- **Source material**
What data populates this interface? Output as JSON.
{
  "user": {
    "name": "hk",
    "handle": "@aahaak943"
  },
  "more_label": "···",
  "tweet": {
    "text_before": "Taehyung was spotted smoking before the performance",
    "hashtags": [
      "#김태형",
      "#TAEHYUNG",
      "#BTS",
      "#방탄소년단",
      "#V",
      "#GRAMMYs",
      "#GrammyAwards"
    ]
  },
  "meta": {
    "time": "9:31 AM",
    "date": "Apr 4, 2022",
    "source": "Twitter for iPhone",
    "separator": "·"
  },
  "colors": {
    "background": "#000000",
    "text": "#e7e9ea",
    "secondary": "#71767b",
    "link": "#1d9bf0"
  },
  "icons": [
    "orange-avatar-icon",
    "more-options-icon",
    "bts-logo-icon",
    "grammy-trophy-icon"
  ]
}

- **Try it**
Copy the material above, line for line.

- **Written response**
What data populates this interface? Output as JSON.
{
  "user": {
    "name": "hk",
    "handle": "@aahaak943"
  },
  "more_label": "···",
  "tweet": {
    "text_before": "Taehyung was spotted smoking before the performance",
    "hashtags": [
      "#김태형",
      "#TAEHYUNG",
      "#BTS",
      "#방탄소년단",
      "#V",
      "#GRAMMYs",
      "#GrammyAwards"
    ]
  },
  "meta": {
    "time": "9:31 AM",
    "date": "Apr 4, 2022",
    "source": "Twitter for iPhone",
    "separator": "·"
  },
  "colors": {
    "background": "#000000",
    "text": "#e7e9ea",
    "secondary": "#71767b",
    "link": "#1d9bf0"
  },
  "icons": [
    "orange-avatar-icon",
    "more-options-icon",
    "bts-logo-icon",
    "grammy-trophy-icon"
  ]
}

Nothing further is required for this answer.